Each record below is to be output with no change at all.

Listed entries Block Start

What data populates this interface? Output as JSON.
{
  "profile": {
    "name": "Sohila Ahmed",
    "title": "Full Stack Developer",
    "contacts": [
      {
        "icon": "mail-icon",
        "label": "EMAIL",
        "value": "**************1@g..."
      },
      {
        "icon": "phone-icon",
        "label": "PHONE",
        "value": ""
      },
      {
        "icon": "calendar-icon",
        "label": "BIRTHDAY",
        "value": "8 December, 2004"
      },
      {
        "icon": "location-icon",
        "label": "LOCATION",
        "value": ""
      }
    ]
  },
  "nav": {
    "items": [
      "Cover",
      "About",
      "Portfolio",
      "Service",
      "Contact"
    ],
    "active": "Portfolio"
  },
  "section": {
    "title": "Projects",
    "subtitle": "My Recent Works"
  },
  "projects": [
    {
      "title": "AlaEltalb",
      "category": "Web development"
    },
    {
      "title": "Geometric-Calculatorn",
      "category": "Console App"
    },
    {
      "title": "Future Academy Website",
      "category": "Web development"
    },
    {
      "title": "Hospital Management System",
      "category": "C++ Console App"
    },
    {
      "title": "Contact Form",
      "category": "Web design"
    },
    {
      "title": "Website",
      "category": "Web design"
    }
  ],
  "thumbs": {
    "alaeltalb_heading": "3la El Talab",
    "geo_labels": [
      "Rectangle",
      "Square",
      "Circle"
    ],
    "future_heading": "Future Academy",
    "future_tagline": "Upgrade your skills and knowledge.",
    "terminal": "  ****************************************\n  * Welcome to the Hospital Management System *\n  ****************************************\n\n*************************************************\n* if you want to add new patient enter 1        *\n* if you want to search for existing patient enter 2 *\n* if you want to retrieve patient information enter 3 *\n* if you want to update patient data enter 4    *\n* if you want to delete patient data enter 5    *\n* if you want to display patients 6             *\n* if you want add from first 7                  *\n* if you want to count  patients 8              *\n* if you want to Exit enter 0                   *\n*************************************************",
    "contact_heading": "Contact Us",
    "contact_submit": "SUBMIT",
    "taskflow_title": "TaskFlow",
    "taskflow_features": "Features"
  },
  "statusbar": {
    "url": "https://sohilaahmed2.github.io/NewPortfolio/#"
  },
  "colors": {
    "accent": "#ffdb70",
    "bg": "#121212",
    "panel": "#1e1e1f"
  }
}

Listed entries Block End

▶ _Your solution_:
What data populates this interface? Output as JSON.
{
  "profile": {
    "name": "Sohila Ahmed",
    "title": "Full Stack Developer",
    "contacts": [
      {
        "icon": "mail-icon",
        "label": "EMAIL",
        "value": "**************1@g..."
      },
      {
        "icon": "phone-icon",
        "label": "PHONE",
        "value": ""
      },
      {
        "icon": "calendar-icon",
        "label": "BIRTHDAY",
        "value": "8 December, 2004"
      },
      {
        "icon": "location-icon",
        "label": "LOCATION",
        "value": ""
      }
    ]
  },
  "nav": {
    "items": [
      "Cover",
      "About",
      "Portfolio",
      "Service",
      "Contact"
    ],
    "active": "Portfolio"
  },
  "section": {
    "title": "Projects",
    "subtitle": "My Recent Works"
  },
  "projects": [
    {
      "title": "AlaEltalb",
      "category": "Web development"
    },
    {
      "title": "Geometric-Calculatorn",
      "category": "Console App"
    },
    {
      "title": "Future Academy Website",
      "category": "Web development"
    },
    {
      "title": "Hospital Management System",
      "category": "C++ Console App"
    },
    {
      "title": "Contact Form",
      "category": "Web design"
    },
    {
      "title": "Website",
      "category": "Web design"
    }
  ],
  "thumbs": {
    "alaeltalb_heading": "3la El Talab",
    "geo_labels": [
      "Rectangle",
      "Square",
      "Circle"
    ],
    "future_heading": "Future Academy",
    "future_tagline": "Upgrade your skills and knowledge.",
    "terminal": "  ****************************************\n  * Welcome to the Hospital Management System *\n  ****************************************\n\n*************************************************\n* if you want to add new patient enter 1        *\n* if you want to search for existing patient enter 2 *\n* if you want to retrieve patient information enter 3 *\n* if you want to update patient data enter 4    *\n* if you want to delete patient data enter 5    *\n* if you want to display patients 6             *\n* if you want add from first 7                  *\n* if you want to count  patients 8              *\n* if you want to Exit enter 0                   *\n*************************************************",
    "contact_heading": "Contact Us",
    "contact_submit": "SUBMIT",
    "taskflow_title": "TaskFlow",
    "taskflow_features": "Features"
  },
  "statusbar": {
    "url": "https://sohilaahmed2.github.io/NewPortfolio/#"
  },
  "colors": {
    "accent": "#ffdb70",
    "bg": "#121212",
    "panel": "#1e1e1f"
  }
}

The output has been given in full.